Component data from apps and pages
::::
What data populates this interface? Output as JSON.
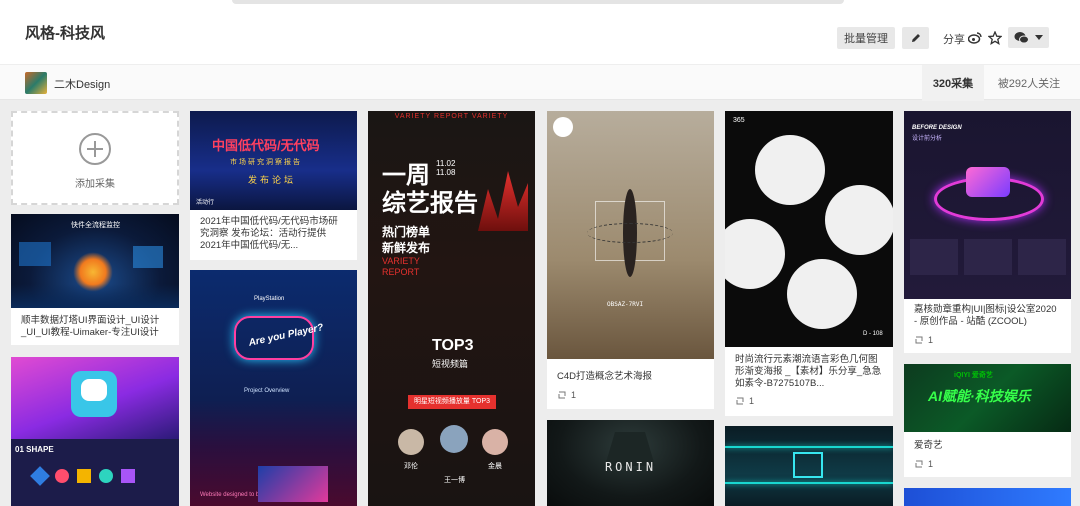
{
  "header": {
    "title": "风格-科技风",
    "batch_manage_label": "批量管理",
    "share_label": "分享"
  },
  "subheader": {
    "owner_name": "二木Design",
    "pins_count": "320采集",
    "followers_text": "被292人关注"
  },
  "add_card": {
    "label": "添加采集"
  },
  "pins": [
    {
      "caption": "顺丰数据灯塔UI界面设计_UI设计_UI_UI教程-Uimaker-专注UI设计",
      "repins": ""
    },
    {
      "caption": "2021年中国低代码/无代码市场研究洞察 发布论坛：活动行提供2021年中国低代码/无...",
      "repins": ""
    },
    {
      "caption": "",
      "repins": ""
    },
    {
      "caption": "C4D打造概念艺术海报",
      "repins": "1"
    },
    {
      "caption": "时尚流行元素潮流语言彩色几何图形渐变海报 _【素材】乐分享_急急如素令-B7275107B...",
      "repins": "1"
    },
    {
      "caption": "嘉核勋章重构|UI|图标|设公室2020 - 原创作品 - 站酷 (ZCOOL)",
      "repins": "1"
    },
    {
      "caption": "爱奇艺",
      "repins": "1"
    }
  ],
  "poster_text": {
    "lighthouse_title": "快件全流程监控",
    "lowcode_title": "中国低代码/无代码",
    "lowcode_sub": "市场研究洞察报告",
    "lowcode_forum": "发布论坛",
    "lowcode_tag": "活动行",
    "variety_top": "VARIETY  REPORT  VARIETY",
    "variety_title": "一周",
    "variety_title2": "综艺报告",
    "variety_date": "11.02\n11.08",
    "variety_hot": "热门榜单",
    "variety_new": "新鲜发布",
    "variety_eng": "VARIETY",
    "variety_report": "REPORT",
    "variety_top3": "TOP3",
    "variety_top3_sub": "短视频篇",
    "variety_bar": "明星短视频播放量 TOP3",
    "variety_names": [
      "邓伦",
      "王一博",
      "金晨"
    ],
    "c4d_code": "OBSAZ-7RVI",
    "geo_num": "365",
    "geo_tag": "D - 108",
    "badge_title": "BEFORE DESIGN",
    "badge_sub": "设计前分析",
    "ps_brand": "PlayStation",
    "ps_overview": "Project Overview",
    "ps_player": "Are you Player?",
    "ps_bottom": "Website designed to be fully responsive",
    "ronin": "RONIN",
    "iqiyi_logo": "iQIYI 爱奇艺",
    "iqiyi_title": "AI赋能·科技娱乐",
    "shape_label": "01 SHAPE"
  },
  "colors": {
    "accent_red": "#e5312e",
    "iqiyi_green": "#00be06"
  }
}
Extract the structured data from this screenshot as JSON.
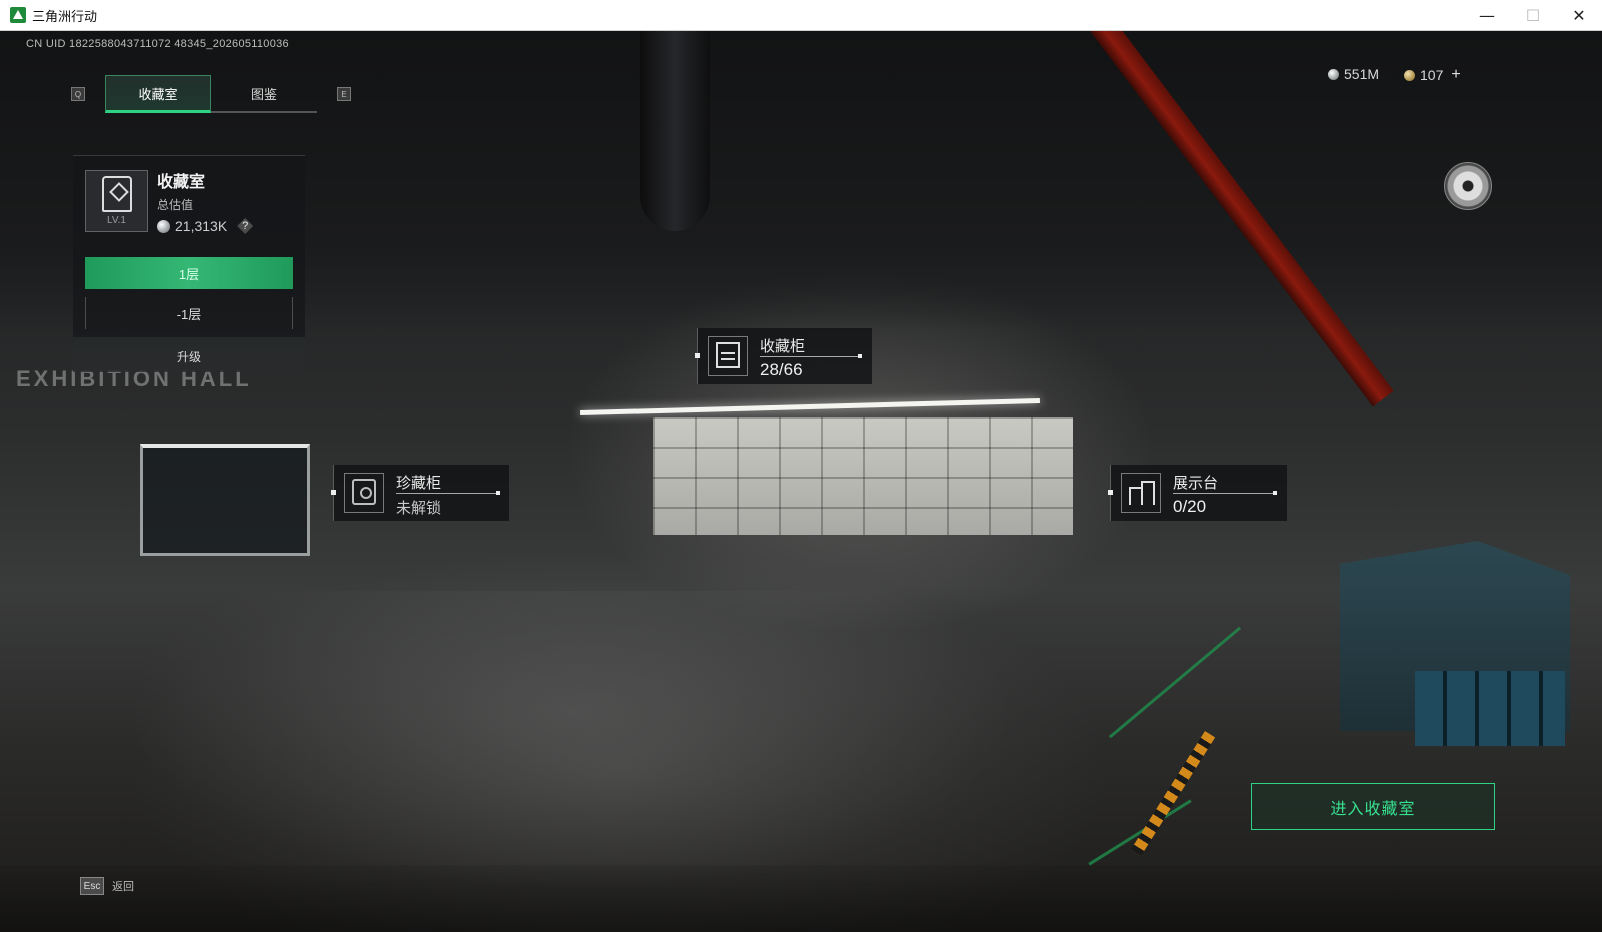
{
  "window": {
    "title": "三角洲行动",
    "minimize": "—",
    "maximize": "☐",
    "close": "✕"
  },
  "hud": {
    "uid": "CN UID 1822588043711072 48345_202605110036",
    "tabs": [
      {
        "label": "收藏室",
        "active": true
      },
      {
        "label": "图鉴",
        "active": false
      }
    ],
    "tab_key_left": "Q",
    "tab_key_right": "E",
    "currency": {
      "silver": "551M",
      "gold": "107",
      "plus": "+"
    }
  },
  "room_panel": {
    "name": "收藏室",
    "level": "LV.1",
    "estimated_label": "总估值",
    "estimated_value": "21,313K",
    "help": "?",
    "floors": [
      {
        "label": "1层",
        "active": true
      },
      {
        "label": "-1层",
        "active": false
      }
    ],
    "upgrade": "升级"
  },
  "markers": {
    "cabinet": {
      "title": "收藏柜",
      "value": "28/66"
    },
    "safe": {
      "title": "珍藏柜",
      "value": "未解锁"
    },
    "display": {
      "title": "展示台",
      "value": "0/20"
    }
  },
  "scene_text": {
    "exhibition": "EXHIBITION HALL"
  },
  "actions": {
    "enter": "进入收藏室",
    "esc_key": "Esc",
    "back": "返回"
  },
  "colors": {
    "accent_green": "#2fd386",
    "pipe_red": "#8a1a0e"
  }
}
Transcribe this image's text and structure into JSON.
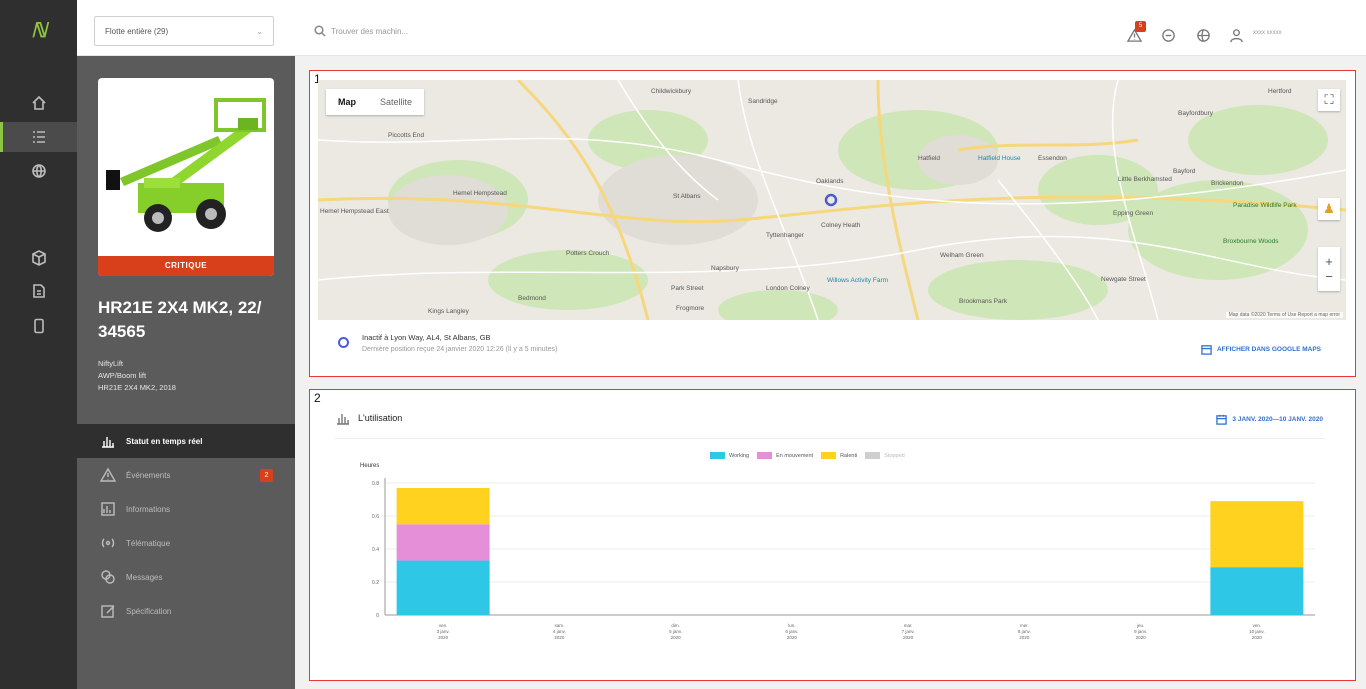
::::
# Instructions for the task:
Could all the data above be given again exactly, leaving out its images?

# Reply:
What data populates this interface? Output as JSON.
{
  "header": {
    "title": "风格-科技风",
    "batch_manage_label": "批量管理",
    "share_label": "分享"
  },
  "subheader": {
    "owner_name": "二木Design",
    "pins_count": "320采集",
    "followers_text": "被292人关注"
  },
  "add_card": {
    "label": "添加采集"
  },
  "pins": [
    {
      "caption": "顺丰数据灯塔UI界面设计_UI设计_UI_UI教程-Uimaker-专注UI设计",
      "repins": ""
    },
    {
      "caption": "2021年中国低代码/无代码市场研究洞察 发布论坛：活动行提供2021年中国低代码/无...",
      "repins": ""
    },
    {
      "caption": "",
      "repins": ""
    },
    {
      "caption": "C4D打造概念艺术海报",
      "repins": "1"
    },
    {
      "caption": "时尚流行元素潮流语言彩色几何图形渐变海报 _【素材】乐分享_急急如素令-B7275107B...",
      "repins": "1"
    },
    {
      "caption": "嘉核勋章重构|UI|图标|设公室2020 - 原创作品 - 站酷 (ZCOOL)",
      "repins": "1"
    },
    {
      "caption": "爱奇艺",
      "repins": "1"
    }
  ],
  "poster_text": {
    "lighthouse_title": "快件全流程监控",
    "lowcode_title": "中国低代码/无代码",
    "lowcode_sub": "市场研究洞察报告",
    "lowcode_forum": "发布论坛",
    "lowcode_tag": "活动行",
    "variety_top": "VARIETY  REPORT  VARIETY",
    "variety_title": "一周",
    "variety_title2": "综艺报告",
    "variety_date": "11.02\n11.08",
    "variety_hot": "热门榜单",
    "variety_new": "新鲜发布",
    "variety_eng": "VARIETY",
    "variety_report": "REPORT",
    "variety_top3": "TOP3",
    "variety_top3_sub": "短视频篇",
    "variety_bar": "明星短视频播放量 TOP3",
    "variety_names": [
      "邓伦",
      "王一博",
      "金晨"
    ],
    "c4d_code": "OBSAZ-7RVI",
    "geo_num": "365",
    "geo_tag": "D - 108",
    "badge_title": "BEFORE DESIGN",
    "badge_sub": "设计前分析",
    "ps_brand": "PlayStation",
    "ps_overview": "Project Overview",
    "ps_player": "Are you Player?",
    "ps_bottom": "Website designed to be fully responsive",
    "ronin": "RONIN",
    "iqiyi_logo": "iQIYI 爱奇艺",
    "iqiyi_title": "AI赋能·科技娱乐",
    "shape_label": "01 SHAPE"
  },
  "colors": {
    "accent_red": "#e5312e",
    "iqiyi_green": "#00be06"
  }
}
Extract the structured data from this screenshot as JSON.
{
  "window": {
    "title": "三角洲行动",
    "minimize": "—",
    "maximize": "☐",
    "close": "✕"
  },
  "hud": {
    "uid": "CN UID 1822588043711072 48345_202605110036",
    "tabs": [
      {
        "label": "收藏室",
        "active": true
      },
      {
        "label": "图鉴",
        "active": false
      }
    ],
    "tab_key_left": "Q",
    "tab_key_right": "E",
    "currency": {
      "silver": "551M",
      "gold": "107",
      "plus": "+"
    }
  },
  "room_panel": {
    "name": "收藏室",
    "level": "LV.1",
    "estimated_label": "总估值",
    "estimated_value": "21,313K",
    "help": "?",
    "floors": [
      {
        "label": "1层",
        "active": true
      },
      {
        "label": "-1层",
        "active": false
      }
    ],
    "upgrade": "升级"
  },
  "markers": {
    "cabinet": {
      "title": "收藏柜",
      "value": "28/66"
    },
    "safe": {
      "title": "珍藏柜",
      "value": "未解锁"
    },
    "display": {
      "title": "展示台",
      "value": "0/20"
    }
  },
  "scene_text": {
    "exhibition": "EXHIBITION HALL"
  },
  "actions": {
    "enter": "进入收藏室",
    "esc_key": "Esc",
    "back": "返回"
  },
  "colors": {
    "accent_green": "#2fd386",
    "pipe_red": "#8a1a0e"
  }
}
Transcribe this image's text and structure into JSON.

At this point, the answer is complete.